Yep, San Francisco is still a jobs engine, and the latest stat to drive this point home is this: the number of Bay Area jobs grew 25% from 1990 to 2014, a rate which has outpaced it’s prodigious population growth.
Hot Jobs in San Francisco: Nurse Practitioner, Account Manager, Registered Nurse
Once the thriving heart of the New South, Atlanta’s position as Sunbelt jobs engine has been usurped by cities like Houston and Dallas. All is not lost in the Big Peach, though, as it’s still creating good jobs and is ranked high on competiveness surveys.
Hot Jobs in Atlanta: Pediatrician, Business Analyst, Maintenance Technician
Say what you want about Texas, but it’s indisputably spinning up new jobs at an almost indecent rate. San Antonio joins Dallas and Houston in bucking statewide declines in construction and manufacturing to make the top ten.
Hot Jobs in San Antonio: Insurance Sales, Customer Service Rep, Diesel Mechanic
The ZipRecruiter National Jobs Report measures current and leading edge demand for employees across fourteen key industries by measuring relative month over month percent changes using the following benchmarks:
- Current Active Jobs – Our representative sample of millions of job postings provides an overview of existing demand for new employees (as opposed to hiring numbers), which provides a snapshot of the previous month’s hiring.
- New Jobs – Our representative sample of new job postings in January provides insight into current and upcoming demand, next month’s hiring numbers, and a predictive look at the demand curve for new employees across twenty-one industries.
- Employer Demand by Metro – We have further broken down these numbers to provide insight into current and upcoming demand for new employees across metropolitan areas nationwide.

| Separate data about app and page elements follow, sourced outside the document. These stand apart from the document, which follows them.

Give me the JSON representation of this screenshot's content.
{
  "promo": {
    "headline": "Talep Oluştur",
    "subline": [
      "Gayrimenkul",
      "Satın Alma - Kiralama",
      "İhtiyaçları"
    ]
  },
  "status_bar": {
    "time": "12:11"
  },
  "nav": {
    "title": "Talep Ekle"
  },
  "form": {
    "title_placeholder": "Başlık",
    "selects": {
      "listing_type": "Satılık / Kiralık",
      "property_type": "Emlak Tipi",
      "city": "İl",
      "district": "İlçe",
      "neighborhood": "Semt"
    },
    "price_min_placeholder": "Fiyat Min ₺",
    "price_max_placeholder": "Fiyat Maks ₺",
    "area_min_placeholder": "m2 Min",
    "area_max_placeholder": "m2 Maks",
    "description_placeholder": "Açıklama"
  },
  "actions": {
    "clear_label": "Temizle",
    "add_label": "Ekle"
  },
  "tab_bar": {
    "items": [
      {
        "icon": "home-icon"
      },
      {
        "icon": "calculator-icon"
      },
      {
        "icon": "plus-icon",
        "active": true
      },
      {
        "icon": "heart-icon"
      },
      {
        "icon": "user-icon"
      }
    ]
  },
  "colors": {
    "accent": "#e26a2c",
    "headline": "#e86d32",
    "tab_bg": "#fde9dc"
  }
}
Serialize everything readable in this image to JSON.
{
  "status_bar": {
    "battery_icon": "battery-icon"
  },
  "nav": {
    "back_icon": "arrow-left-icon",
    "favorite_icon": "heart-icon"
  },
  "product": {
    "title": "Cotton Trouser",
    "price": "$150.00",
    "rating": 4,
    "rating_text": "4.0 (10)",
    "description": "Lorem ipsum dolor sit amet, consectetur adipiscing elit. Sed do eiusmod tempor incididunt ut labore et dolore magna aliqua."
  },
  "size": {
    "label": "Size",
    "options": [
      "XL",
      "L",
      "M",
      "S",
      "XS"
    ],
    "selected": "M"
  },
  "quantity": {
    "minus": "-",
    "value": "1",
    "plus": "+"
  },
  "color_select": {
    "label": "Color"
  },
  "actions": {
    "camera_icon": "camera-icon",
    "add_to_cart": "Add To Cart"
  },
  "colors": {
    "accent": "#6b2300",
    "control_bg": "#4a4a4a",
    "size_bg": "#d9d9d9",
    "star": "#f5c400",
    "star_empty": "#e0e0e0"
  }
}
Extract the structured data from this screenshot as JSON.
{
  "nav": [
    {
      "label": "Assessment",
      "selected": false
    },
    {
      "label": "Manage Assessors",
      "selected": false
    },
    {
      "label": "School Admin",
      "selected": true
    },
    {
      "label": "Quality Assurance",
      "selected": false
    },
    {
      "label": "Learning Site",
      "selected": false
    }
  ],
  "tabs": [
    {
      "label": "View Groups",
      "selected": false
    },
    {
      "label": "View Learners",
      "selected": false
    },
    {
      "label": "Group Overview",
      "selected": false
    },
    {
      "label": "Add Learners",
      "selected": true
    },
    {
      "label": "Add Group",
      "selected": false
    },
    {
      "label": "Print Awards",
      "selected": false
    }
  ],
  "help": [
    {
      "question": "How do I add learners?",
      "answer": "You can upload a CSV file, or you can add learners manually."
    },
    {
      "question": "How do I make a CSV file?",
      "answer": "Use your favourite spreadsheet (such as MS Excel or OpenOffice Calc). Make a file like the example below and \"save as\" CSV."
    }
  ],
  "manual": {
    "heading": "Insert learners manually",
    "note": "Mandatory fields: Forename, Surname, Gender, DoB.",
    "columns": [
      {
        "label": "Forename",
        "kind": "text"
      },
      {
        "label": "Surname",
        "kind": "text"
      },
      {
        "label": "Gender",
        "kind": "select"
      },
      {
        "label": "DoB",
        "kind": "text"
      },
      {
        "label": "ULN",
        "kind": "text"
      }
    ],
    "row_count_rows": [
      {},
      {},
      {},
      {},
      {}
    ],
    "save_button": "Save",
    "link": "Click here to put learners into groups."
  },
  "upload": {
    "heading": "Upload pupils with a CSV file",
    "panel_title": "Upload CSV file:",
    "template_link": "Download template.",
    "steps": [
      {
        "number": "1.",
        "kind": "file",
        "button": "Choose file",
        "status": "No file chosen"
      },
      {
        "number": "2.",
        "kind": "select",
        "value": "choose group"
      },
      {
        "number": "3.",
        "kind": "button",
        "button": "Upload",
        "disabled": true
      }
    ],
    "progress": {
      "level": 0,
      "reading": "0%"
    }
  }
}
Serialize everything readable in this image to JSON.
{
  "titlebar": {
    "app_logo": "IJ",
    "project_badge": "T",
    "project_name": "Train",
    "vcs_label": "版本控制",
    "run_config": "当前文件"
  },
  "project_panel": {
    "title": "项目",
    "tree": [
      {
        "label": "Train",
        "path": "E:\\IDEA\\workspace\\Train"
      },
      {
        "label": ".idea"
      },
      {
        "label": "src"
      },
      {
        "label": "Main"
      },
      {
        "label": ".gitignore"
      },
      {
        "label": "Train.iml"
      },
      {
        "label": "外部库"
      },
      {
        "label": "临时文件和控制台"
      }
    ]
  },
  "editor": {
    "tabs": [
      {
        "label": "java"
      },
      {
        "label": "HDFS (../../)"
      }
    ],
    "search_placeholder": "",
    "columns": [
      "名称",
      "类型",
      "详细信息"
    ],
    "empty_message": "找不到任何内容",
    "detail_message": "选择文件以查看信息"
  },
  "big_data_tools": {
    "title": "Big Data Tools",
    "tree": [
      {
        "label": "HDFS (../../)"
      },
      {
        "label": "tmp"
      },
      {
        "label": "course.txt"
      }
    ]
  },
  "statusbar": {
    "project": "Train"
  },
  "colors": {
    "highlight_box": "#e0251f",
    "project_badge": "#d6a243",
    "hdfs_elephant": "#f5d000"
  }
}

- Key Indexed Industries are: Accommodation and Food Services, Business Support Services, Construction, Educational Services, Employment Services, Financial Activities, Health Care, Insurance Carriers and Related Activities, Management of Companies and Enterprises, Manufacturing, Motor Vehicle and Parts Dealers, Repair and Maintenance, Retail Trade, Warehousing and Storage.